A federal trial judge in Washington today declined to force the government to stop the force-feeding of a group of detainees at the Guantánamo Bay naval facility.
The judge, Gladys Kessler of U.S. District Court for the District of Columbia, said she felt "constrained" in refusing to grant an injunction blocking the continued force-feeding of a group of detainees who are participating in a hunger strike. Kessler's ruling is here.
Despite statements from the U.S. Justice Department that detainees receive "timely, compassionate" health care, the judge wrote today, "it is perfectly clear… that force-feeding is a painful, humiliating and degrading process."
Kessler, citing her lack of power to terminate the process, said she was obligated to dismiss the request lodged by the lawyers representing four detainees. Still, the judge said, "there is an individual who does have the authority to address the issue." Kessler pointed to President Barack Obama.
Quoting directly from Obama's May 23 national security speech, Kessler wrote: "Look at the current situation, where we are force-feeding detainees who are holding a hunger strike. Is that who we are?

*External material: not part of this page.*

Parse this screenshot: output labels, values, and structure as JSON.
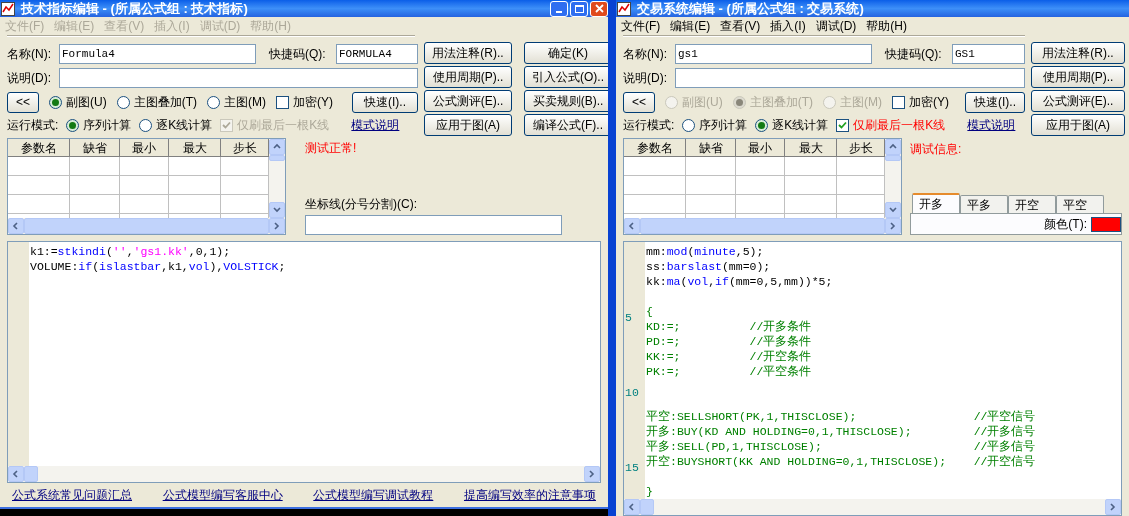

Is that something that our founders foresaw?"
Kessler said the "President of the United, as Commander-in-Chief, has the authority—and power—to directly address the issue of force-feeding of detainees at Guantánamo Bay."
The Justice Department, in defending the force-feeding last week, argued the public interest "lies with maintaining the status quo." DOJ lawyers wrote in their papers: "The public interest surely lies in preserving the health and safety and persons held in government custody, for whose welfare the public has assumed responsibility."
Jon Eisenberg, a lawyer representing detainees who sued over force-feeding, said in an email last week in response to the Justice Department position that "the status quo is that these men are being held indefinitely without any sort of trial, even though they were cleared for release years ago."
"Force-feeding to maintain that sort of ‘status quo,’ which is a clear violation of human rights, is barbaric,” said Eisenberg of Oakland's Horvitz & Levy.